The thespian?s visage takes the form of a map of deep, tangible emotions. Each twitch on the face and every flash of befuddlement or realisation in the eye is an expression redolent with the ravages John has endured.
Vidya Balan, whose presence in the cast is rather mystifyingly billed as a special appearance, has a full-fledged role. Of course, the film is none the worse for it.
But one wishes the character of the no-nonsense woman in uniform was etched out with a little more clarity.
In one crucial scene, it is implied that the newfangled priest might have had a soft corner for Sarita when the two were colleagues, but the story lets that suggestion lapse without any further elucidation.
Nawazuddin Siddiqui, on his part, is called upon to flesh out two distinct personas. He does so with remarkably subtle variations in body language and dialogue delivery.
Te3n also benefits from first-rate technical inputs. The stunningly effective combined work of cinematographer Tushar Kanti Ray, editor Gairik Sarkar, production designer Tanmay Chakraborty and sound designer Shajith Koyeri merits an unstinted shout out.
Music director Clinton Cerejo rustles up a wonderful score to underscore the tension that Te3n amasses as it wends its way to its somewhat predictable climax.
The songs, however, sound a little out of sync with the milieu. In spirit, they are tethered more to Bollywood?s Goa than to the authentic soundscapes of Kolkata.
The sound designer makes amends by under-laying the drama with strains of a Tagore song, shrill speeches at election rallies and the relentless street-level cacophony that defines an Indian metropolis. Visually and aurally, Te3n is a consistently ?alive? film.
It isn?t an edge-of-the-seat humdinger. The motivations of its key characters are at times rather fuzzy. And it suffers from a pronounced Kahaani hangover (which is not surprising given that director Sujoy Ghosh is the producer). But Te3n is never less than eminently watchable.
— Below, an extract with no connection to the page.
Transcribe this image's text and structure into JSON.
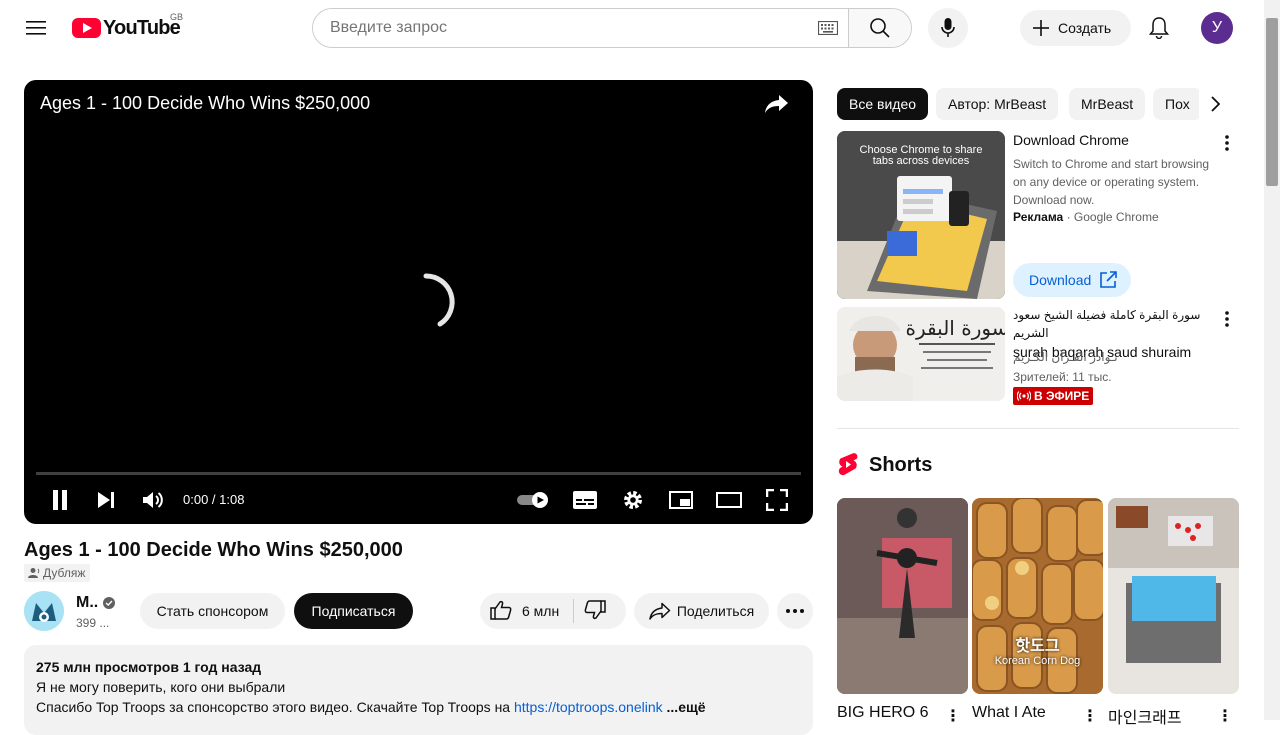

The slow-burning drama about crime, tragedy, guilt and retribution has the potential to repay the patience of those that don?t switch off their brains when watching a film.
Watch the trailer here-: